Is there a better way to create change when we are angry?
Are you really angry with someone, for not being who you want them to be? For not meeting your needs? Not having your values? At work or at home. A relationship that you have some control over?
Here’s the thing.
We think that by being angry with that person. By voicing our anger and disapproval. That they will change. That our anger is a way of control. That by holding onto it, it will be enough to make change happen.
Is that true? Is that likely?
Think about yourself. Are you likely to grow and change in a positive way, if approached in that way? What about others.
Usually, we can encourage people, by recognising the various things they do. Even if it is the smallest thing in the right direction. We show our appreciation for their actions, their behaviours (rather than the outcomes), their consideration.
If we think of ourselves. When someone appreciates us, recognises us, acknowledges us, for an effort we made. Our chests might puff out with pride. We feel good. And we want to do more of that thing.

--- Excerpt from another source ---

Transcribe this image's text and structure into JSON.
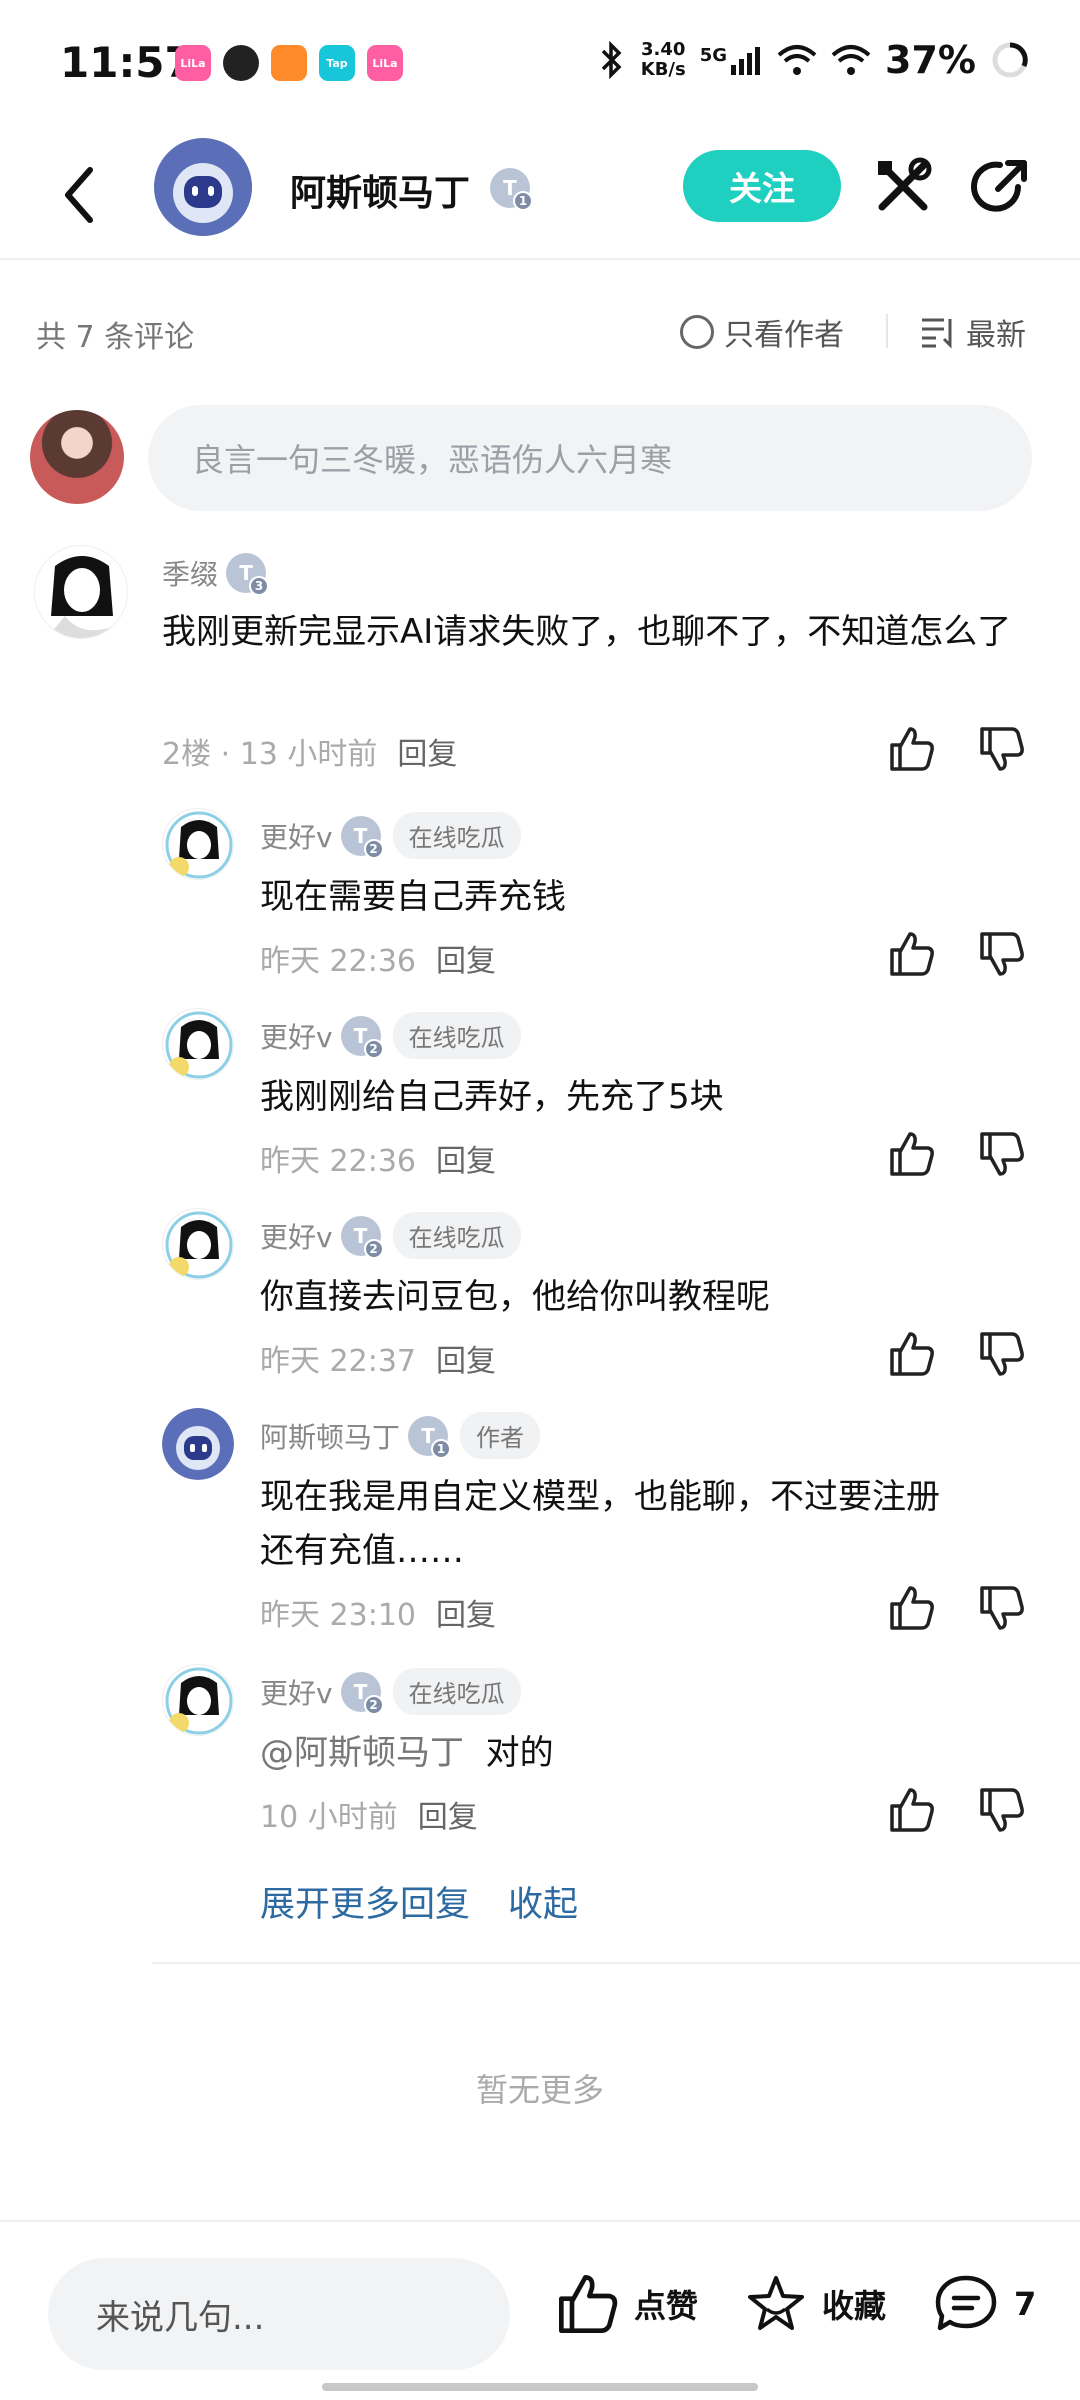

It might seem hard to begin. We might feel that there is too little, amongst too much. However, if the aim is to make the relationship work. Or at least, see if it can work, long term. Then this might be a useful consideration.
Not least, if the anger hasn’t worked so far. What benefit is there of holding onto something so toxic for you?

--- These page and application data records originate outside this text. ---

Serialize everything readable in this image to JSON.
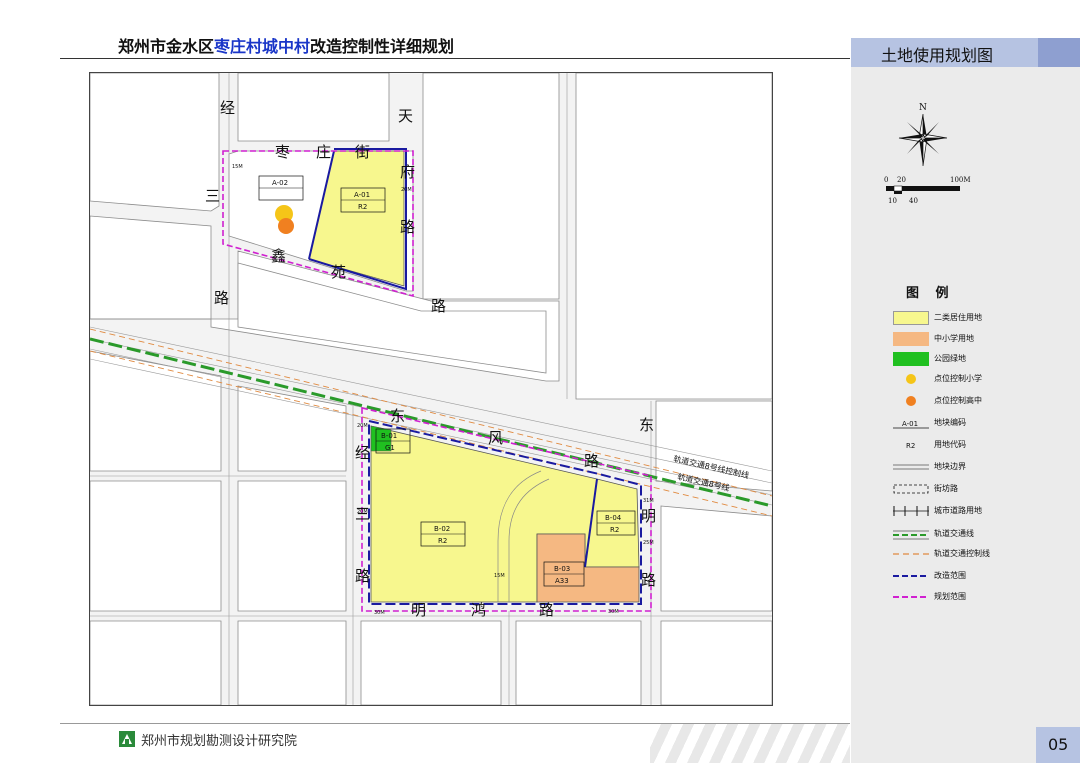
{
  "header": {
    "title_part1": "郑州市金水区",
    "title_highlight": "枣庄村城中村",
    "title_part2": "改造控制性详细规划"
  },
  "panel": {
    "title": "土地使用规划图"
  },
  "compass": {
    "north_label": "N"
  },
  "scale": {
    "top_labels": [
      "0",
      "20",
      "100M"
    ],
    "bottom_labels": [
      "10",
      "40"
    ]
  },
  "legend": {
    "title": "图 例",
    "items": [
      {
        "label": "二类居住用地",
        "color": "#f7f78e"
      },
      {
        "label": "中小学用地",
        "color": "#f5b882"
      },
      {
        "label": "公园绿地",
        "color": "#20c020"
      },
      {
        "label": "点位控制小学",
        "color": "#f5c518",
        "icon": "yellow-dot-icon"
      },
      {
        "label": "点位控制高中",
        "color": "#f08020",
        "icon": "orange-dot-icon"
      },
      {
        "label": "地块编码",
        "code": "A-01"
      },
      {
        "label": "用地代码",
        "code": "R2"
      },
      {
        "label": "地块边界"
      },
      {
        "label": "街坊路"
      },
      {
        "label": "城市道路用地"
      },
      {
        "label": "轨道交通线",
        "color": "#2a9a2a"
      },
      {
        "label": "轨道交通控制线",
        "color": "#e08a40"
      },
      {
        "label": "改造范围",
        "color": "#1a1aa0"
      },
      {
        "label": "规划范围",
        "color": "#d020d0"
      }
    ]
  },
  "map": {
    "roads": {
      "jing3_top": [
        "经",
        "三",
        "路"
      ],
      "tianfu": [
        "天",
        "府",
        "路"
      ],
      "zaozhuang": [
        "枣",
        "庄",
        "街"
      ],
      "xinyuan": [
        "鑫",
        "苑",
        "路"
      ],
      "dongfeng": [
        "东",
        "风",
        "路"
      ],
      "jing3_bottom": [
        "经",
        "三",
        "路"
      ],
      "dongming": [
        "东",
        "明",
        "路"
      ],
      "minghong": [
        "明",
        "鸿",
        "路"
      ]
    },
    "rail_labels": [
      "轨道交通8号线控制线",
      "轨道交通8号线"
    ],
    "widths": {
      "w15": "15M",
      "w20": "20M",
      "w25": "25M",
      "w30": "30M",
      "w31": "31M"
    },
    "parcels": {
      "a01": {
        "code": "A-01",
        "use": "R2"
      },
      "a02": {
        "code": "A-02",
        "use": ""
      },
      "b01": {
        "code": "B-01",
        "use": "G1"
      },
      "b02": {
        "code": "B-02",
        "use": "R2"
      },
      "b03": {
        "code": "B-03",
        "use": "A33"
      },
      "b04": {
        "code": "B-04",
        "use": "R2"
      }
    }
  },
  "footer": {
    "org": "郑州市规划勘测设计研究院",
    "page": "05"
  }
}
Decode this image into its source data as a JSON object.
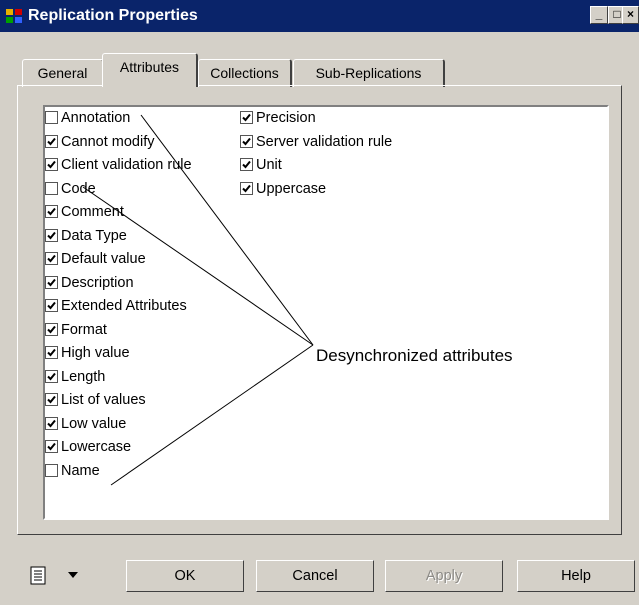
{
  "window": {
    "title": "Replication Properties",
    "minimize": "_",
    "maximize": "□",
    "close": "×"
  },
  "tabs": [
    {
      "label": "General",
      "active": false
    },
    {
      "label": "Attributes",
      "active": true
    },
    {
      "label": "Collections",
      "active": false
    },
    {
      "label": "Sub-Replications",
      "active": false
    }
  ],
  "attributes_left": [
    {
      "label": "Annotation",
      "checked": false
    },
    {
      "label": "Cannot modify",
      "checked": true
    },
    {
      "label": "Client validation rule",
      "checked": true
    },
    {
      "label": "Code",
      "checked": false
    },
    {
      "label": "Comment",
      "checked": true
    },
    {
      "label": "Data Type",
      "checked": true
    },
    {
      "label": "Default value",
      "checked": true
    },
    {
      "label": "Description",
      "checked": true
    },
    {
      "label": "Extended Attributes",
      "checked": true
    },
    {
      "label": "Format",
      "checked": true
    },
    {
      "label": "High value",
      "checked": true
    },
    {
      "label": "Length",
      "checked": true
    },
    {
      "label": "List of values",
      "checked": true
    },
    {
      "label": "Low value",
      "checked": true
    },
    {
      "label": "Lowercase",
      "checked": true
    },
    {
      "label": "Name",
      "checked": false
    }
  ],
  "attributes_right": [
    {
      "label": "Precision",
      "checked": true
    },
    {
      "label": "Server validation rule",
      "checked": true
    },
    {
      "label": "Unit",
      "checked": true
    },
    {
      "label": "Uppercase",
      "checked": true
    }
  ],
  "callout": "Desynchronized attributes",
  "buttons": {
    "ok": "OK",
    "cancel": "Cancel",
    "apply": "Apply",
    "help": "Help"
  },
  "icons": {
    "app": "replication-icon",
    "menu": "property-menu-icon",
    "dropdown": "dropdown-arrow-icon"
  }
}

As you do these things. Keep acknowledging, and appreciating, changes along the way. Beware the muttering gremlin that mistakenly tries to convince you that acknowledgement isn’t needed, because after all, ‘they ought to have done it anyway’. Keep giving that appreciation.
Yes, you may still need to share the impact that certain behaviours have on you, and set emotional or other boundaries, at times. It isn’t about ignoring anything deeply important. It is more about looking at what the majority of the conversations and interactions look, feel, and sound like.
We aren’t trying to change or manipulate someone into being exactly who we want them to be. That isn’t possible. If you are truly so different, or they cannot meet your core needs, then there may be a line to be drawn.
Otherwise, or in the meantime. Remember to allow yourself to also be open to suggestions, as far as it is safe. And allow yourself to (healthily) give more back too (rather than waiting for them to catch up with giving). Who knows, maybe you can capture why you hired them or dated them in the first place.
Time to let go of holding onto the anger of it all?